What to do:
Which lines of the entries below contain the string "연합뉴스"? Copy each one.

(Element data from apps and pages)
=== Begin Enclosure ===

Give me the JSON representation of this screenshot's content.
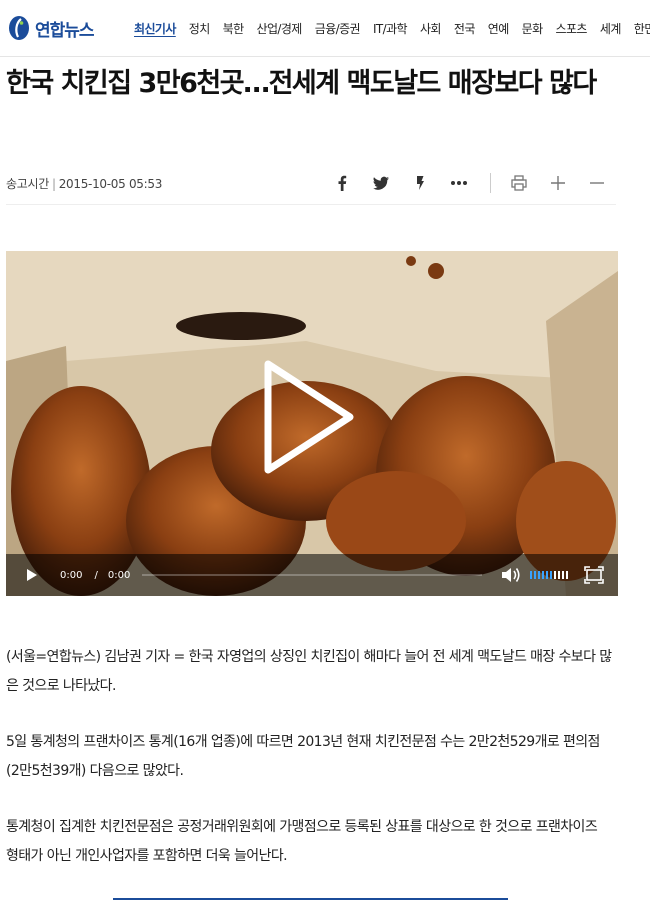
{
  "header": {
    "logo_text": "연합뉴스",
    "nav": [
      "최신기사",
      "정치",
      "북한",
      "산업/경제",
      "금융/증권",
      "IT/과학",
      "사회",
      "전국",
      "연예",
      "문화",
      "스포츠",
      "세계",
      "한민"
    ]
  },
  "article": {
    "title": "한국 치킨집 3만6천곳…전세계 맥도날드 매장보다 많다",
    "meta_label": "송고시간",
    "meta_datetime": "2015-10-05 05:53",
    "paragraphs": [
      "(서울=연합뉴스) 김남권 기자 = 한국 자영업의 상징인 치킨집이 해마다 늘어 전 세계 맥도날드 매장 수보다 많은 것으로 나타났다.",
      "5일 통계청의 프랜차이즈 통계(16개 업종)에 따르면 2013년 현재 치킨전문점 수는 2만2천529개로 편의점(2만5천39개) 다음으로 많았다.",
      "통계청이 집계한 치킨전문점은 공정거래위원회에 가맹점으로 등록된 상표를 대상으로 한 것으로 프랜차이즈 형태가 아닌 개인사업자를 포함하면 더욱 늘어난다."
    ]
  },
  "share_icons": [
    "facebook-icon",
    "twitter-icon",
    "kakaostory-icon",
    "more-icon",
    "print-icon",
    "font-larger-icon",
    "font-smaller-icon"
  ],
  "video": {
    "current_time": "0:00",
    "separator": "/",
    "duration": "0:00",
    "volume_level_fraction": 0.6
  },
  "colors": {
    "brand": "#1b4c9a",
    "volume": "#3aa3ff"
  }
}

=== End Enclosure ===

Answer to this exercise:
    "logo_text": "연합뉴스",
      "(서울=연합뉴스) 김남권 기자 = 한국 자영업의 상징인 치킨집이 해마다 늘어 전 세계 맥도날드 매장 수보다 많은 것으로 나타났다.",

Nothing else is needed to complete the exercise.